Arnold, who has been at the helm since 2018, said he had reinforced the message that the trophy was the ultimate goal.
“We’ve come here for a reason — to win this Asian Cup. It’s the only tournament that we probably can win,” Arnold told reporters.
“It is difficult, but we’re coming here to Qatar where we have a lot of familiarity, all the boys love coming here.
“You’ve got to reach for the stars and have high expectations, we’ll do that right from the start.”
Although Arnold has admitted that established goalscorers have been in short supply for Australia since the retirement of Tim Cahill, he believes that a superior defence will help them.
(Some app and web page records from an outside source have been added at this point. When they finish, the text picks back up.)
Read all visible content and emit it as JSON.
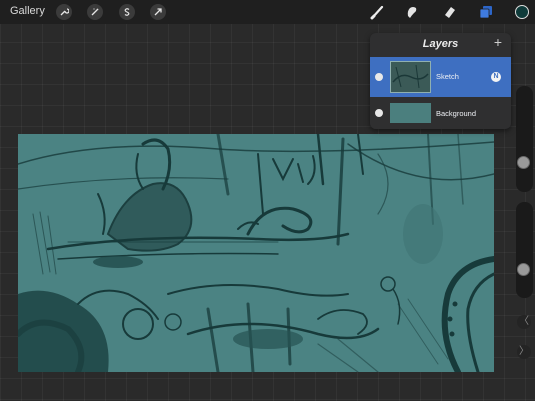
{
  "toolbar": {
    "gallery_label": "Gallery",
    "left_icons": [
      "wrench-icon",
      "magic-wand-icon",
      "selection-s-icon",
      "transform-arrow-icon"
    ],
    "right_icons": [
      "brush-icon",
      "smudge-icon",
      "eraser-icon",
      "layers-icon"
    ],
    "color_swatch": "#0f3b3a"
  },
  "layers_panel": {
    "title": "Layers",
    "add_symbol": "+",
    "layers": [
      {
        "name": "Sketch",
        "selected": true,
        "blend_mode": "N",
        "thumb_color": "#3b5a57"
      },
      {
        "name": "Background",
        "selected": false,
        "blend_mode": "",
        "thumb_color": "#4b7f7e"
      }
    ]
  },
  "canvas": {
    "background_color": "#4b8383",
    "ink_color": "#173a3a"
  },
  "sidebar": {
    "brush_size_level": 0.25,
    "opacity_level": 0.27,
    "undo_symbol": "〈",
    "redo_symbol": "〉"
  }
}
“If you have clean sheets and you have the energy to counter-press… you’re only one goal away from winning things,” he added.
“So it’s important that we continue to keep clean sheets, it’s crucial.”
The match could see two of the tallest players in the tournament — Australia’s Harry Souttar (2 metres) and Indian keeper Gurpreet Singh (1.97 metres) — go head-to-head.
Indian coach Igor Stimac identified Australia’s strength at set pieces and crosses into the box.
“They have a wonderful team… You can see the patterns, they know how to execute things and play pragmatic football,” Stimac said.
“Going to the flanks and putting in crosses, they made problems for England with set pieces. So we expect a storm coming from there.”
India have had disappointing campaigns at the Asian Cup where they exited the tournament in the group stage in their last two appearances.
However, there is some optimism this time and Stimac reeled off statistics to show how much he has raised their technical level since taking charge in 2019, with the Croatian saying their ambition is to ultimately play “fearless football”.
“We definitely didn’t come here to defend on the edge of the box. We’re going to go out there and try to enjoy football, as we did in the last four years,” Stimac said.
“That’s been the process we’ve been working on and if the defeat comes through that process, I have nothing against it.”
(Reporting by Rohith Nair in Doha; Editing by Toby Davis)